Given the radical changes in the nature of the science of biology and what we have learned about effective ways to teach, this is an opportune time to address the biology we teach so that it better represents the biology we do.
For more than a decade, numerous reports have called for a rethinking and restructuring of high school and undergraduate science education to make it more relevant and accessible to a broader spectrum of students (Handelsman et al., 2006 ; Hulleman and Harackiewicz, 2009 ; National Research Council [NRC], 1996 , 1997 , 1998 , 2002 , 2003a ,b ,c , 2005 , 2008 ; National Science Foundation [NSF], 1996 ) and to base our strategies on the expanding body of research on human learning and cognition (NRC, 2000b ; Allen and Tanner, 2007 ; Morse and Jutras, 2008 ; DeHaan, 2009 , Pfund et al., 2009 , Labov et al., 2009 ). In 2009, several important publications, conferences, and events have pointed toward confluence around more interdisciplinary and interconnected approaches and themes for undergraduate education in the life sciences. These events have included the following:
Thus, throughout this past year, the life sciences community has focused its attention on where biological research is likely to progress over the next several decades and how education in the life sciences might keep pace with this rethinking of research priorities and progress. The NRC (2009) report offers the most comprehensive review of these sets of issues; its recommendations for research and education agendas are summarized below.

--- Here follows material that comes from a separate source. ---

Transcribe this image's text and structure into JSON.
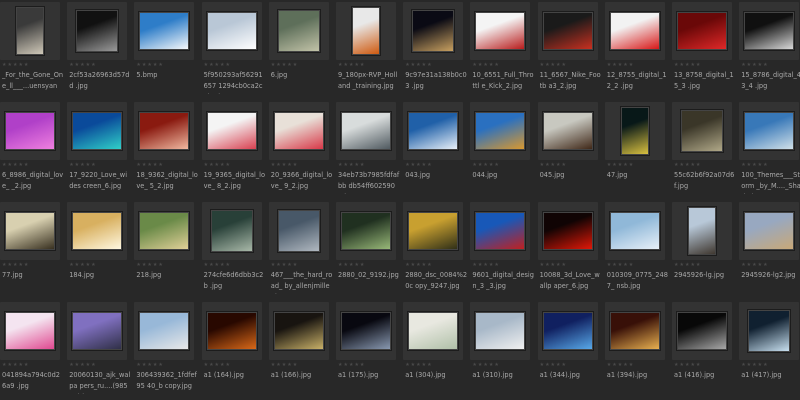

- Release of draft curriculum frameworks in biology for the College Board's multiyear restructuring of advanced placement courses in science for high school students (see http://apcentral.collegeboard.com/apc/public/repository/draft_revised_ap_biology_curriculum.pdf). This restructuring closely follows the recommendations of a report from the NRC (2002) and calls for teaching fewer concepts in greater depth. Restructuring also requires developing and implementing means to measure students' level of conceptual understanding (Mervis, 2009a ; Wood, 2009 ).
- Publication of Scientific Foundations for Future Physicians, a joint report from the Howard Hughes Medical Institute (HHMI) and the Association of American Medical Colleges, which calls for a change in undergraduate science education away from a system based on courses to one based on “competencies.” According to the committee, “A competency-based approach will give both learners and educators more flexibility in the premedical curriculum and allow the development of more interdisciplinary and integrative courses that maintain scientific rigor, while providing a broad education.” (Executive Summary, p. 1)1

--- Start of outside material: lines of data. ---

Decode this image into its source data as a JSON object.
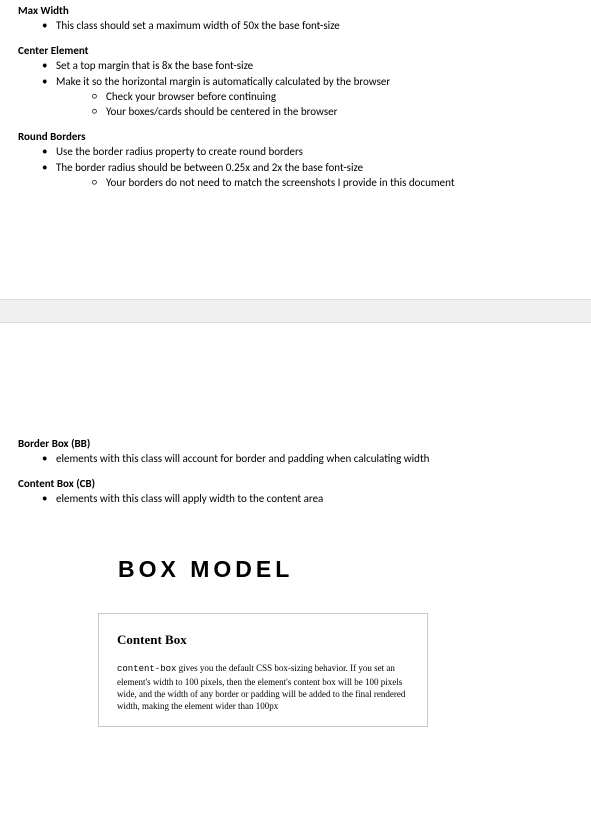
{
  "sections": {
    "maxWidth": {
      "heading": "Max Width",
      "items": [
        "This class should set a maximum width of 50x the base font-size"
      ]
    },
    "centerElement": {
      "heading": "Center Element",
      "items": [
        "Set a top margin that is 8x the base font-size",
        "Make it so the horizontal margin is automatically calculated by the browser"
      ],
      "subItemsFor1": [
        "Check your browser before continuing",
        "Your boxes/cards should be centered in the browser"
      ]
    },
    "roundBorders": {
      "heading": "Round Borders",
      "items": [
        "Use the border radius property to create round borders",
        "The border radius should be between 0.25x and 2x the base font-size"
      ],
      "subItemsFor1": [
        "Your borders do not need to match the screenshots I provide in this document"
      ]
    },
    "borderBox": {
      "heading": "Border Box (BB)",
      "items": [
        "elements with this class will account for border and padding when calculating width"
      ]
    },
    "contentBox": {
      "heading": "Content Box (CB)",
      "items": [
        "elements with this class will apply width to the content area"
      ]
    }
  },
  "model": {
    "title": "BOX MODEL",
    "card": {
      "title": "Content Box",
      "code": "content-box",
      "body": " gives you the default CSS box-sizing behavior. If you set an element's width to 100 pixels, then the element's content box will be 100 pixels wide, and the width of any border or padding will be added to the final rendered width, making the element wider than 100px"
    }
  }
}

- Convening of “Vision and Change in Undergraduate Biology Education,” a summit held in Washington, DC, in July 2009 that was organized by the American Association for the Advancement of Science with support from the NSF. This summit brought together >500 people to consider future pathways for undergraduate education in the life sciences (Mervis, 2009b ; Woodin et al., 2009 ).2 A report from the summit is planned for release in 2010.
- Publication in September 2009 of A New Biology for the Twenty-First Century by a committee under the aegis of the NRC's Board on Life Sciences (NRC, 2009 ; a podcast about the report is available at http://dels.nas.edu/dels/viewreport.cgi?id=5953). The report proposes a bold new integrated research agenda, with important implications for the future of undergraduate and K–12 science education.

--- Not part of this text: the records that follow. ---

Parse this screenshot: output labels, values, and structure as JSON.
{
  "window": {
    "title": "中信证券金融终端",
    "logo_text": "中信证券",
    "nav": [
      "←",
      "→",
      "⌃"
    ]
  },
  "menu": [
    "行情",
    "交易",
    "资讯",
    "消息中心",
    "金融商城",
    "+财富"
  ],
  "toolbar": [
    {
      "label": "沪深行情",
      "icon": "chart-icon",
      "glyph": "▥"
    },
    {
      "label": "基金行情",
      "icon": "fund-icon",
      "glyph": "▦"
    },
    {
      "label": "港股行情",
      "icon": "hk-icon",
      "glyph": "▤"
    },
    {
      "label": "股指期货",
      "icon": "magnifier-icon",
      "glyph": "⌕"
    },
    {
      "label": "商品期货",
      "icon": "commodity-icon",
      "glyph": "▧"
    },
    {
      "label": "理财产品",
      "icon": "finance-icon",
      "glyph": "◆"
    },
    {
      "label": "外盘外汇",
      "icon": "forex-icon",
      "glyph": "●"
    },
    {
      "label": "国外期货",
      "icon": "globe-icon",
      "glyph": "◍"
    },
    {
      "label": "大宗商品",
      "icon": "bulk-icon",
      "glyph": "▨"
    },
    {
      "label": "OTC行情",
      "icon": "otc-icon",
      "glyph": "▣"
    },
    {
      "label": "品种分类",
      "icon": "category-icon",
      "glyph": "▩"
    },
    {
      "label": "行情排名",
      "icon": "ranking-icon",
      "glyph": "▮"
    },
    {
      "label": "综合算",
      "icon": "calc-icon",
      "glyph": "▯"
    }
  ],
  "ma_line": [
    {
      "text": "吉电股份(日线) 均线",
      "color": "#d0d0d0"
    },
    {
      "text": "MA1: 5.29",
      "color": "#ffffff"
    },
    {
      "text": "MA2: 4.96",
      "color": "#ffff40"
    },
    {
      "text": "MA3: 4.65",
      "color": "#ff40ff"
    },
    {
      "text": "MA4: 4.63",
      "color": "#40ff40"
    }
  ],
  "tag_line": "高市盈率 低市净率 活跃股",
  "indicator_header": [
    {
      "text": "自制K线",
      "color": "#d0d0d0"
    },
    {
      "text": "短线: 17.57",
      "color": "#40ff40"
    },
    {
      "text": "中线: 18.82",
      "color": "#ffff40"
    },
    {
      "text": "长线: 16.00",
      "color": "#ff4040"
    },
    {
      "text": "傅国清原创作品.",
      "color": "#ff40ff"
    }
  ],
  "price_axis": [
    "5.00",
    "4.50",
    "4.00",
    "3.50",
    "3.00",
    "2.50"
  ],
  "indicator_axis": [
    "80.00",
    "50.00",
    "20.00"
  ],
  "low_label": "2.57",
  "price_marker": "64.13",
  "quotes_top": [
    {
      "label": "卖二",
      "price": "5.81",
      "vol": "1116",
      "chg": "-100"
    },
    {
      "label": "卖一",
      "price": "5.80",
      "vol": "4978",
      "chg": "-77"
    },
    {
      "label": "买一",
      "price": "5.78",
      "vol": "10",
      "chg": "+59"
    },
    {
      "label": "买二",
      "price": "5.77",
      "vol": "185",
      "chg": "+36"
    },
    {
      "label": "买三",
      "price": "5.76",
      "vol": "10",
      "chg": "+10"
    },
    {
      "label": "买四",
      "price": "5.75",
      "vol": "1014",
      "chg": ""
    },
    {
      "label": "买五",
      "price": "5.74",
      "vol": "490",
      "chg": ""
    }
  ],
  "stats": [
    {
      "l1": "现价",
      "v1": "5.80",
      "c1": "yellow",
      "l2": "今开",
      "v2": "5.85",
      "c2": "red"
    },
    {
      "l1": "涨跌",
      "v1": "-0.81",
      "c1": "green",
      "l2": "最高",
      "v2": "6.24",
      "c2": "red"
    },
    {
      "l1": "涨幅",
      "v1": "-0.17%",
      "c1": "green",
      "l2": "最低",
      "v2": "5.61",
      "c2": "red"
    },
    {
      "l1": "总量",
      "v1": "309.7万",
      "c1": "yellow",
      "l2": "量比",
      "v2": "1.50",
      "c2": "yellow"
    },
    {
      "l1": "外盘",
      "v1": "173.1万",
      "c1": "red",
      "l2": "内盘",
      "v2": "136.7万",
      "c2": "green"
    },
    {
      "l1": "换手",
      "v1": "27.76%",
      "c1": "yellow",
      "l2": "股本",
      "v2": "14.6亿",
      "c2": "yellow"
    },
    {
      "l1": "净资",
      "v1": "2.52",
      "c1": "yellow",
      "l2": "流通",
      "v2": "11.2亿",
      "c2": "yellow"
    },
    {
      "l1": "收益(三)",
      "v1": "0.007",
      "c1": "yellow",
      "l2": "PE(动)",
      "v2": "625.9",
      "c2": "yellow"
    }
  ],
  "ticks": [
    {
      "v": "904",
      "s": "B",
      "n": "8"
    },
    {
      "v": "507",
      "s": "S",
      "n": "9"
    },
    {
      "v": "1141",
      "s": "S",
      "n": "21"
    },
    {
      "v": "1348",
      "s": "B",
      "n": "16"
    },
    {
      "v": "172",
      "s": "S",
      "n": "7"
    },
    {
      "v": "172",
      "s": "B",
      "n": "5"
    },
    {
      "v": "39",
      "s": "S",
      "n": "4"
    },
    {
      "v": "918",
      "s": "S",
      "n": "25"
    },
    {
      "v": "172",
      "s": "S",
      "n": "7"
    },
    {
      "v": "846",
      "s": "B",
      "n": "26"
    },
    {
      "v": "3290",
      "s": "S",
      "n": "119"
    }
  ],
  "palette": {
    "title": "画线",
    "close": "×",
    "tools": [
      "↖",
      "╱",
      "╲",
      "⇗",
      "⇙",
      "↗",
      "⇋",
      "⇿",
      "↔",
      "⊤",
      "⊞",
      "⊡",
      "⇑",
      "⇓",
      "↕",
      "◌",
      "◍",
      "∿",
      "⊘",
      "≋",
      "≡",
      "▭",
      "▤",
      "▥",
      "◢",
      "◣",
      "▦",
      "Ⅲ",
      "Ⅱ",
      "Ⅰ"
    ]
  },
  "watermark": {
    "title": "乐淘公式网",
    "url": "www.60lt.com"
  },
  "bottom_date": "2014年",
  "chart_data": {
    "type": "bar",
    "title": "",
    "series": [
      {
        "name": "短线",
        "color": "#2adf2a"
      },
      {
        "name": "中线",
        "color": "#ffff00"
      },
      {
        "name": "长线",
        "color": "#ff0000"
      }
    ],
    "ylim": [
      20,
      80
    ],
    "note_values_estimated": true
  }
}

- Convening in November 2009 of an interdisciplinary forum on synthetic biology as part of the annual National Academies Keck Futures Initiative.3 Consistent with calls to find ways to develop science curricula in conjunction with cutting-edge scientific discoveries (Jurkowski et al., 2007 ), the forum actively considered issues of education and communication about synthetic biology in conjunction with discussions of scientific, legal, and ethical aspects. A report from this event will be published by the National Academies in 2010.